**WORK TASK**
Show every line of the data that contains the string "this".

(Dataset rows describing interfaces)

-- Opening Marker --

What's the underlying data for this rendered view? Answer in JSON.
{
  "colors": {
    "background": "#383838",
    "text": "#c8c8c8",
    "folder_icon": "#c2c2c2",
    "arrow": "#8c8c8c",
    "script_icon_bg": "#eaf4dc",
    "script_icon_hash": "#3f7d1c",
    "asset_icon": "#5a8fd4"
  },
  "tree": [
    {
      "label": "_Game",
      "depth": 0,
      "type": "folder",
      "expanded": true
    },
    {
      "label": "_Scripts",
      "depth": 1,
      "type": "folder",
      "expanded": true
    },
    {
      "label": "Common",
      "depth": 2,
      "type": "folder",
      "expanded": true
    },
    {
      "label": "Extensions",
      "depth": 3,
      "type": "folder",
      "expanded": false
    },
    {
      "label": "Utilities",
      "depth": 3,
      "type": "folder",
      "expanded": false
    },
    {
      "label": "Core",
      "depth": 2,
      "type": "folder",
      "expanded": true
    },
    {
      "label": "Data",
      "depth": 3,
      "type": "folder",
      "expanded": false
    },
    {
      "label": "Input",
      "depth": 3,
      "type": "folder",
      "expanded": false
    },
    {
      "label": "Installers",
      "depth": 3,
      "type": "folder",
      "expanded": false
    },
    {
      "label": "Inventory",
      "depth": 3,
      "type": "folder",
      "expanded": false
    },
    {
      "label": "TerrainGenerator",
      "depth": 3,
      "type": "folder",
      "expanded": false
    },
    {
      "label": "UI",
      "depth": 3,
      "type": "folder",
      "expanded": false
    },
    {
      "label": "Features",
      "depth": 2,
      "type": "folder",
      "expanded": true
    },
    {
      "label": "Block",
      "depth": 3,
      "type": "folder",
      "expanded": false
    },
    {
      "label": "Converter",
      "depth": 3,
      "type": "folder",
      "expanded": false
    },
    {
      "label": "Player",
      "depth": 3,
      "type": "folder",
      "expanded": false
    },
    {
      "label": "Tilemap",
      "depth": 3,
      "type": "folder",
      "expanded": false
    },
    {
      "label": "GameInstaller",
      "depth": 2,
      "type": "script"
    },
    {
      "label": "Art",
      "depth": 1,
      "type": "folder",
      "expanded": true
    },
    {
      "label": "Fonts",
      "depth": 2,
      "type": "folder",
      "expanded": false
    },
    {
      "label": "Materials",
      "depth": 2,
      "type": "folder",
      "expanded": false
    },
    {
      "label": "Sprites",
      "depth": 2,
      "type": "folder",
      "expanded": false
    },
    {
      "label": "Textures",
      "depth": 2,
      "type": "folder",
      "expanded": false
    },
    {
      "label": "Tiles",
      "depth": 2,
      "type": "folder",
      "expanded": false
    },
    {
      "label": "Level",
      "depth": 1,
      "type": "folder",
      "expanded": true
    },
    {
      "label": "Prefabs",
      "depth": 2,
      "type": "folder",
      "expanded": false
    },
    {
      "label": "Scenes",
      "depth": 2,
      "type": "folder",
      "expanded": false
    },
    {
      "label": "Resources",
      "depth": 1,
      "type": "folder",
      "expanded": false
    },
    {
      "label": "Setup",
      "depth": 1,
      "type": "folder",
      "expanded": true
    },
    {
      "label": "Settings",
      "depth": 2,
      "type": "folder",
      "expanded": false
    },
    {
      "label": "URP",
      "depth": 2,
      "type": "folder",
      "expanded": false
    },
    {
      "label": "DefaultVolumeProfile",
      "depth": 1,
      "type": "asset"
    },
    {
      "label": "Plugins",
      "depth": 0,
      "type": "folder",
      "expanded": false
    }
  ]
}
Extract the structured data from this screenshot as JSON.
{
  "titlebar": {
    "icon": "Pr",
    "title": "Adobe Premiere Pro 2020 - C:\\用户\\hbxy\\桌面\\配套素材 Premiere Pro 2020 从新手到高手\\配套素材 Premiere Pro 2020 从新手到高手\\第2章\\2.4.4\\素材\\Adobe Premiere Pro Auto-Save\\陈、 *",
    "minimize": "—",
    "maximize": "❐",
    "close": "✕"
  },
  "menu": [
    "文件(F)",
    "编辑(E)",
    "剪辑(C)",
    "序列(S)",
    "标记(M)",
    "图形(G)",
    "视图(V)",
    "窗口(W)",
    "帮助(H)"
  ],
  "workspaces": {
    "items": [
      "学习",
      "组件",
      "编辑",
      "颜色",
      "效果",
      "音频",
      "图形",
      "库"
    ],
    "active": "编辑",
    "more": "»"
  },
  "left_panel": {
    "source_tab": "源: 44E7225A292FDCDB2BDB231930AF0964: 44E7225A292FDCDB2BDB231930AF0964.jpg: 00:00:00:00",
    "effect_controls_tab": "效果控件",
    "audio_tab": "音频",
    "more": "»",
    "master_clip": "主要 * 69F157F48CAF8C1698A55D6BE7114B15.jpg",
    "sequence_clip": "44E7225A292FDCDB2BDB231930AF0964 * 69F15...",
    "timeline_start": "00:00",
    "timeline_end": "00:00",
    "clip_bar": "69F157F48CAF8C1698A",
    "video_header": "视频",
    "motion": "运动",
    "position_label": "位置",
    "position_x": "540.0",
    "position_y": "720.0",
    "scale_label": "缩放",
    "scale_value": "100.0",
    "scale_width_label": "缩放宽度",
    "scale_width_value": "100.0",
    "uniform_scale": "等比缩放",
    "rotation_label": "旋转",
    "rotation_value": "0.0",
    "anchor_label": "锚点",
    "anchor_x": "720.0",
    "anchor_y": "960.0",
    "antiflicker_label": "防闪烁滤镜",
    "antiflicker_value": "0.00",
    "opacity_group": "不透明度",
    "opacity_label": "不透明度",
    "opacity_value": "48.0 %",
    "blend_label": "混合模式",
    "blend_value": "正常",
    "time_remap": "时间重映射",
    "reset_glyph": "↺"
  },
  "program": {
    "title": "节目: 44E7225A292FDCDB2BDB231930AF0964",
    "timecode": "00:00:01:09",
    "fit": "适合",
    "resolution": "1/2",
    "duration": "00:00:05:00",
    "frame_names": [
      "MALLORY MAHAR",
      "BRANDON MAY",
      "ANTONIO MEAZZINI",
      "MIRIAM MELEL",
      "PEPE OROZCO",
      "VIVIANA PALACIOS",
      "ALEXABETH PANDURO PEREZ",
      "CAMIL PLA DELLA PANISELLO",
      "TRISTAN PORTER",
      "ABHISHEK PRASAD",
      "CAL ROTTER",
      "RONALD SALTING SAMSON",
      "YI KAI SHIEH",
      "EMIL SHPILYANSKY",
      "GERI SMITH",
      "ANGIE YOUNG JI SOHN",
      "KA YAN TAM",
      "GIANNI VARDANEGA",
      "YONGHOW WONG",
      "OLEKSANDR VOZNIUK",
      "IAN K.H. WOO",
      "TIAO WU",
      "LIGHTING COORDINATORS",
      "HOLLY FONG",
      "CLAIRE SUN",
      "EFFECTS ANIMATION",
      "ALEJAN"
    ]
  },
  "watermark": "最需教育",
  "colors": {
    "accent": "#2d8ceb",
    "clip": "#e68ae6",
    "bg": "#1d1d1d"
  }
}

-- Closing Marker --

**WRITTEN SOLUTION**
What's the underlying data for this rendered view? Answer in JSON.
Extract the structured data from this screenshot as JSON.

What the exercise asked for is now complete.